Within the last three years, Lebanon has experienced several crises, from the COVID-19 pandemic to the Beirut port explosion without forgetting an unprecedented economic and political crisis that was recently worsened by the war in Ukraine and global inflation. However, there is one crisis that the Lebanese people have suffered since 1992: the electricity crisis. The Lebanese state never managed to provide its population with regular, 24 hours of electricity per day. People had thus come up with alternatives, such as private electricity generators and most recently solar energy to secure this basic right.
The Electricity Situation in Lebanon
For decades now, electricity has been a major issue in Lebanon. State-owned Electricité du Liban provides only two hours of electricity per day. However, some areas experience complete shut-off. Until today, the Lebanese people’s main alternative to state-provided electricity is resorting to private generators that work on diesel. Two problems emerge from this situation, the first one being the price of petroleum-related products.
With the ongoing economic crisis and the devaluation of the Lebanese Pounds, the Lebanese government does not have enough funds to purchase fuel and make the electricity factories functional. On the other hand, people are also not able to afford fuel for their own private generators. The second problem is related to over-exploited private generators that are forced to shut off a few hours a day, leaving most people living with long power outages.
Why Does Solar Energy in Lebanon Make Sense?
Given all the challenges Lebanon is facing to have proper access to electricity, renewable energy becomes an interesting option to consider. Lebanon has a lot of natural and biological advantages, such as wind, water, etc. However, the most interesting and important natural asset is the abundant sunshine the country enjoys for the majority of the year, making solar energy in Lebanon the ideal alternative to consider for Lebanon to get out of the electricity crisis.
Using solar energy in Lebanon saves money for the Lebanese people whose private generators’ cost keeps on increasing. In fact, for 12 hours of electricity a day, the fuel cost for private generators can be as high as $550 per day. Although the installation of solar panels is also expensive, it saves a lot for the consumer. If someone pays $550 per day on fuel, installing solar panels will reduce his cost to $140 per day, according to Beirut Today.
Despite being essential and economic in the long term, installing solar energy in Lebanon is still very expensive for the average Lebanese household or business. Prices of solar installation range between $2,000 and $5,000, which is a substantial amount for Lebanese workers who usually earn around $550 on average. However, the Lebanese people are not alone and different actors are bringing new initiatives to allow the spread of solar energy in Lebanon. The Housing Bank is conducting one of these initiatives, which is proposing loans from 75 million to 200 million Lebanese Pounds over a period of 5 years, according to Arab News.

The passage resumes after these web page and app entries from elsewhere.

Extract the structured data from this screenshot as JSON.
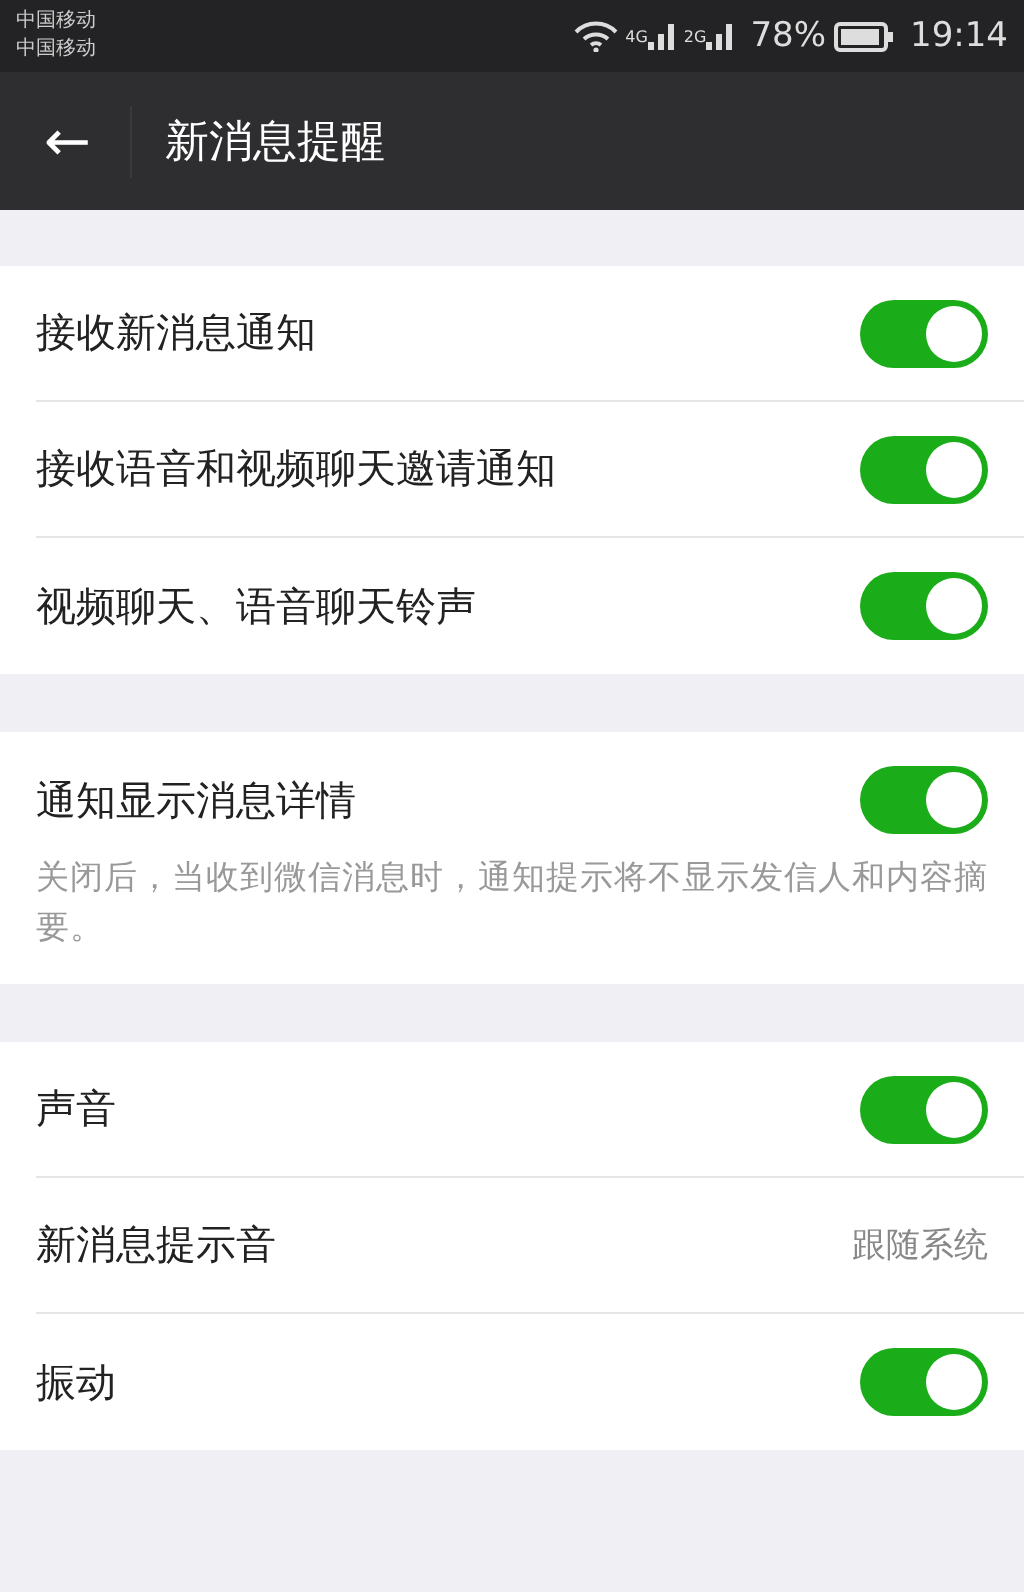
{
  "status_bar": {
    "carriers": [
      "中国移动",
      "中国移动"
    ],
    "network_1": "4G",
    "network_2": "2G",
    "battery": "78%",
    "time": "19:14"
  },
  "toolbar": {
    "back": "←",
    "title": "新消息提醒"
  },
  "groups": [
    {
      "rows": [
        {
          "kind": "switch",
          "label": "接收新消息通知",
          "on": true
        },
        {
          "kind": "switch",
          "label": "接收语音和视频聊天邀请通知",
          "on": true
        },
        {
          "kind": "switch",
          "label": "视频聊天、语音聊天铃声",
          "on": true
        }
      ]
    },
    {
      "rows": [
        {
          "kind": "switch",
          "label": "通知显示消息详情",
          "on": true
        }
      ],
      "note": "关闭后，当收到微信消息时，通知提示将不显示发信人和内容摘要。"
    },
    {
      "rows": [
        {
          "kind": "switch",
          "label": "声音",
          "on": true
        },
        {
          "kind": "value",
          "label": "新消息提示音",
          "value": "跟随系统"
        },
        {
          "kind": "switch",
          "label": "振动",
          "on": true
        }
      ]
    }
  ]
}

Other international and local NGOs are also helping the government as well as the people to have access to solar energy. For example, the UNDP, in collaboration with the Lebanese Ministry of Health has provided 10 hospitals with solar panels. While NGOs, such as Meghterbin Mejtemiin are looking for funds from the Lebanese Diaspora to help those in need in their home country.
As always, the Lebanese people are showing how resilient they are in times of crisis and how innovative they become to adapt to the different situations they are living in. Thankfully, people can also count on Lebanese solidarity, especially with the diaspora that is always ready to help, the most recent example being their support for solar energy implementation in Lebanon.